My favourite moment occurred in 2006 when I was invited to Bechoko, Northwest Territories to work with a group of teachers who were preparing teaching materials to use with my novel Tatsea. The organizers had invited a number of Tłı̨chǫ elders to participate and tell their versions of stories I had used in the novel. One of the elders, Rosa Mantla, began by commenting that I had told stories that were unknown to her and for a moment I was worried that I had overstepped some boundaries by writing this book. But then she thanked me for writing the novel and added that she had given the book to young women to read as a way into discussing their Tłı̨chǫ traditions. She accepted my novel as fiction that respected their traditions, even when I might have deviated from history as she remembered it. I cringed a little when she used the phrase “as you well know, Armin” while talking about practices such as the menstrual hut. Later in the truck driving back to Yellowknife, another elder, Rosa Romie, who had told one of the Tłı̨chǫ origin stories at the workshop, spoke up in Tłı̨chǫ from the back seat to Mike Nitsiza the driver, telling him that she was thinking about different ways she could have told that story if she had had time to think about. That the same story can be told in multiple ways depending on the setting and the audience was an important take home for me.
And now a few fun questions:
Do you keep any talismans or lucky charms nearby when you write?

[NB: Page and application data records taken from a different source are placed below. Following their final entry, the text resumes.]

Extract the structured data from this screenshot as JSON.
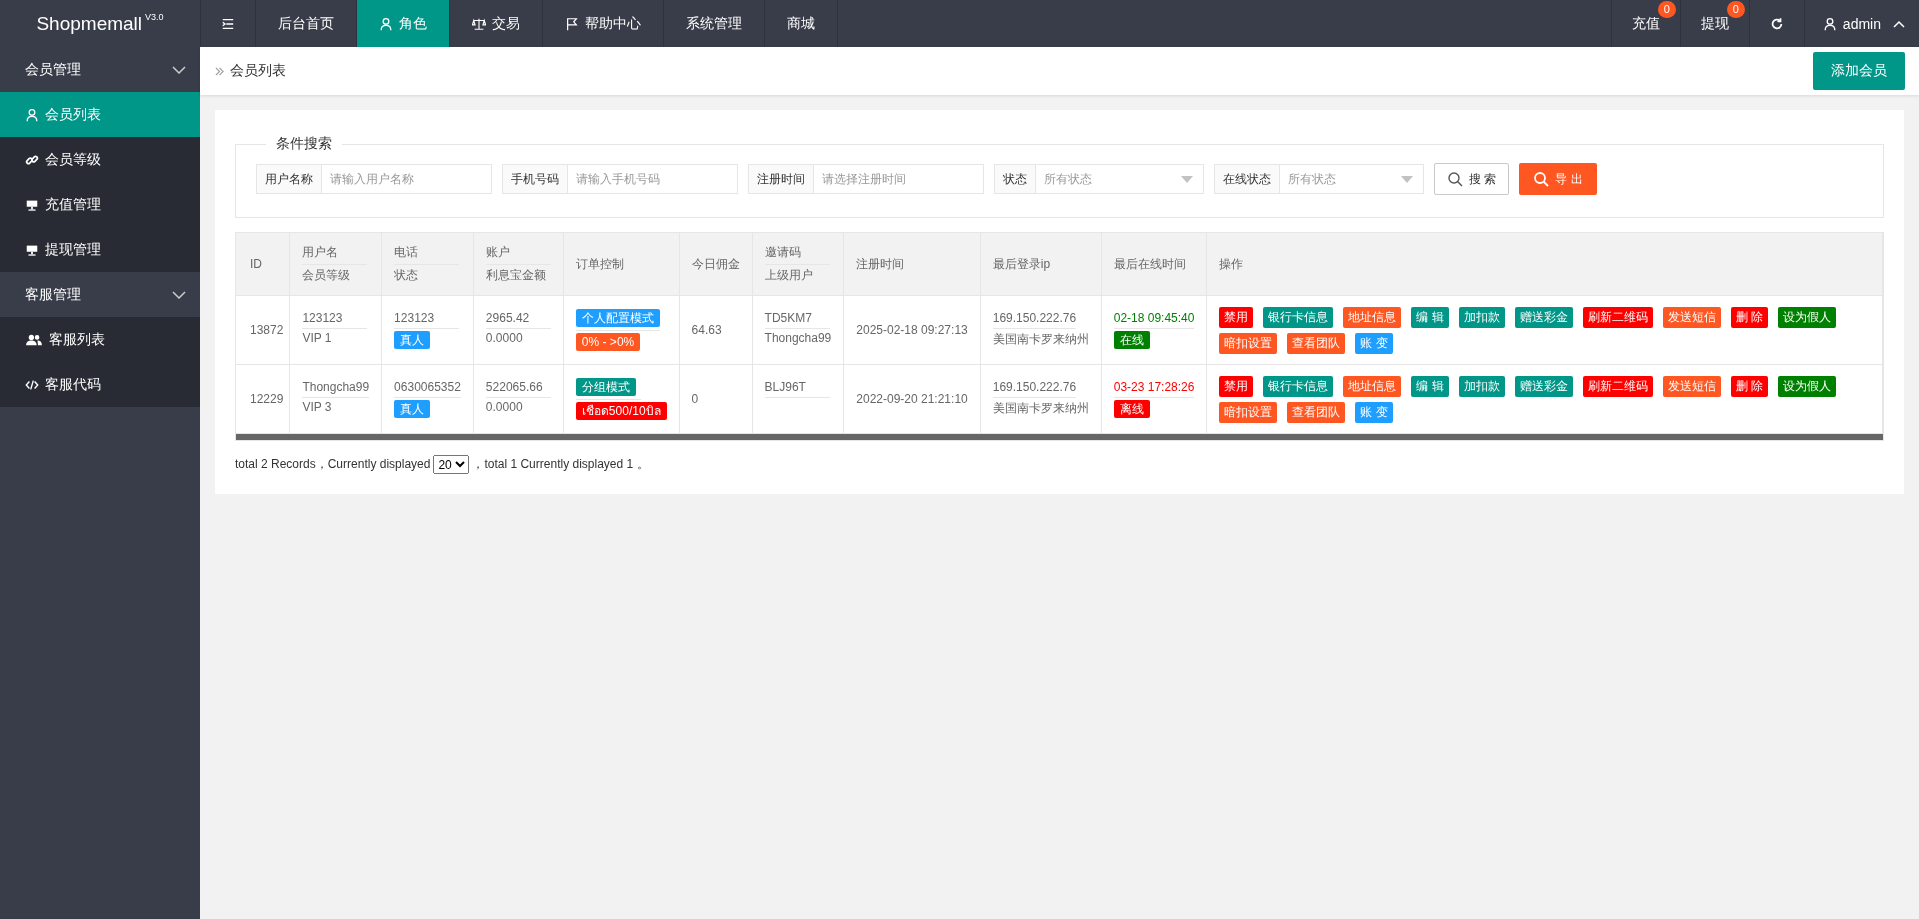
{
  "brand": {
    "name": "Shopmemall",
    "version": "V3.0"
  },
  "top_nav": [
    {
      "label": "后台首页",
      "selected": false
    },
    {
      "label": "角色",
      "selected": true
    },
    {
      "label": "交易",
      "selected": false
    },
    {
      "label": "帮助中心",
      "selected": false
    },
    {
      "label": "系统管理",
      "selected": false
    },
    {
      "label": "商城",
      "selected": false
    }
  ],
  "top_right": [
    {
      "label": "充值",
      "badge": "0"
    },
    {
      "label": "提现",
      "badge": "0"
    }
  ],
  "user": {
    "name": "admin"
  },
  "sidebar": [
    {
      "label": "会员管理",
      "expanded": true,
      "children": [
        {
          "label": "会员列表",
          "selected": true
        },
        {
          "label": "会员等级",
          "selected": false
        },
        {
          "label": "充值管理",
          "selected": false
        },
        {
          "label": "提现管理",
          "selected": false
        }
      ]
    },
    {
      "label": "客服管理",
      "expanded": true,
      "children": [
        {
          "label": "客服列表",
          "selected": false
        },
        {
          "label": "客服代码",
          "selected": false
        }
      ]
    }
  ],
  "breadcrumb": "会员列表",
  "add_button": "添加会员",
  "search": {
    "legend": "条件搜索",
    "fields": [
      {
        "kind": "input",
        "label": "用户名称",
        "placeholder": "请输入用户名称"
      },
      {
        "kind": "input",
        "label": "手机号码",
        "placeholder": "请输入手机号码"
      },
      {
        "kind": "input",
        "label": "注册时间",
        "placeholder": "请选择注册时间"
      },
      {
        "kind": "select",
        "label": "状态",
        "value": "所有状态"
      },
      {
        "kind": "select",
        "label": "在线状态",
        "value": "所有状态"
      }
    ],
    "search_button": "搜 索",
    "export_button": "导 出"
  },
  "table": {
    "columns": [
      {
        "label": "ID"
      },
      {
        "label": "用户名",
        "sublabel": "会员等级"
      },
      {
        "label": "电话",
        "sublabel": "状态"
      },
      {
        "label": "账户",
        "sublabel": "利息宝金额"
      },
      {
        "label": "订单控制"
      },
      {
        "label": "今日佣金"
      },
      {
        "label": "邀请码",
        "sublabel": "上级用户"
      },
      {
        "label": "注册时间"
      },
      {
        "label": "最后登录ip"
      },
      {
        "label": "最后在线时间"
      },
      {
        "label": "操作"
      }
    ],
    "rows": [
      {
        "id": "13872",
        "username": "123123",
        "level": "VIP 1",
        "phone": "123123",
        "status": "真人",
        "account": "2965.42",
        "interest": "0.0000",
        "mode": {
          "label": "个人配置模式",
          "color": "#1e9fff"
        },
        "ratio": {
          "label": "0% - >0%",
          "color": "#ff5722"
        },
        "commission": "64.63",
        "invite_code": "TD5KM7",
        "parent": "Thongcha99",
        "registered": "2025-02-18 09:27:13",
        "ip": "169.150.222.76",
        "location": "美国南卡罗来纳州",
        "last_online": "02-18 09:45:40",
        "online": true,
        "online_label": "在线",
        "actions": [
          {
            "label": "禁用",
            "color": "#ff0000"
          },
          {
            "label": "银行卡信息",
            "color": "#009688"
          },
          {
            "label": "地址信息",
            "color": "#ff5722"
          },
          {
            "label": "编 辑",
            "color": "#009688"
          },
          {
            "label": "加扣款",
            "color": "#009688"
          },
          {
            "label": "赠送彩金",
            "color": "#009688"
          },
          {
            "label": "刷新二维码",
            "color": "#ff0000"
          },
          {
            "label": "发送短信",
            "color": "#ff5722"
          },
          {
            "label": "删 除",
            "color": "#ff0000"
          },
          {
            "label": "设为假人",
            "color": "#008000"
          },
          {
            "label": "暗扣设置",
            "color": "#ff5722"
          },
          {
            "label": "查看团队",
            "color": "#ff5722"
          },
          {
            "label": "账 变",
            "color": "#1e9fff"
          }
        ]
      },
      {
        "id": "12229",
        "username": "Thongcha99",
        "level": "VIP 3",
        "phone": "0630065352",
        "status": "真人",
        "account": "522065.66",
        "interest": "0.0000",
        "mode": {
          "label": "分组模式",
          "color": "#009688"
        },
        "ratio": {
          "label": "เชือด500/10บิล",
          "color": "#ff0000"
        },
        "commission": "0",
        "invite_code": "BLJ96T",
        "registered": "2022-09-20 21:21:10",
        "ip": "169.150.222.76",
        "location": "美国南卡罗来纳州",
        "last_online": "03-23 17:28:26",
        "online": false,
        "online_label": "离线",
        "actions": [
          {
            "label": "禁用",
            "color": "#ff0000"
          },
          {
            "label": "银行卡信息",
            "color": "#009688"
          },
          {
            "label": "地址信息",
            "color": "#ff5722"
          },
          {
            "label": "编 辑",
            "color": "#009688"
          },
          {
            "label": "加扣款",
            "color": "#009688"
          },
          {
            "label": "赠送彩金",
            "color": "#009688"
          },
          {
            "label": "刷新二维码",
            "color": "#ff0000"
          },
          {
            "label": "发送短信",
            "color": "#ff5722"
          },
          {
            "label": "删 除",
            "color": "#ff0000"
          },
          {
            "label": "设为假人",
            "color": "#008000"
          },
          {
            "label": "暗扣设置",
            "color": "#ff5722"
          },
          {
            "label": "查看团队",
            "color": "#ff5722"
          },
          {
            "label": "账 变",
            "color": "#1e9fff"
          }
        ]
      }
    ]
  },
  "pager": {
    "before": "total 2 Records，Currently displayed",
    "page_size": "20",
    "after": "，total 1 Currently displayed 1 。"
  }
}
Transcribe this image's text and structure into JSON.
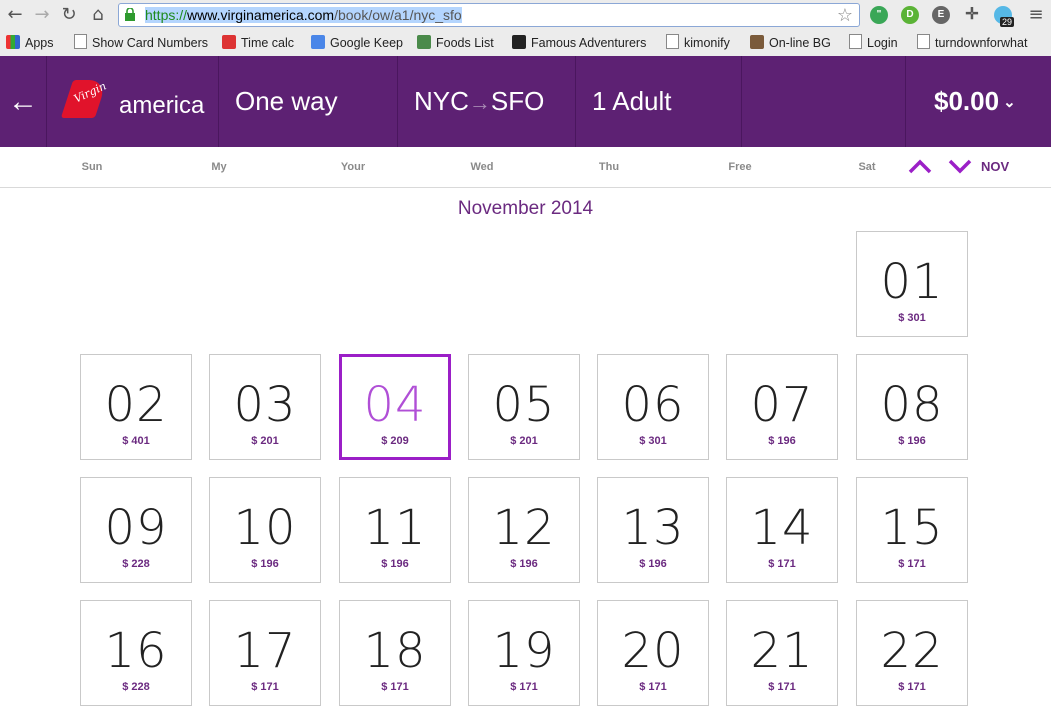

Are you a habitual consumer of anything while you write? How about when you edit?
Whole bean Fair Trade coffee from Ten Thousand Villages. My personal blend of Bolivian and Tanzanian medium roast.
Favourite music to listen to while you write?
Instrumental classical music mostly. The composer varies with what I’m writing.
If you could not be involved in the literary arts, what career might you have?
Political cartoonist, however I never did learn how to draw.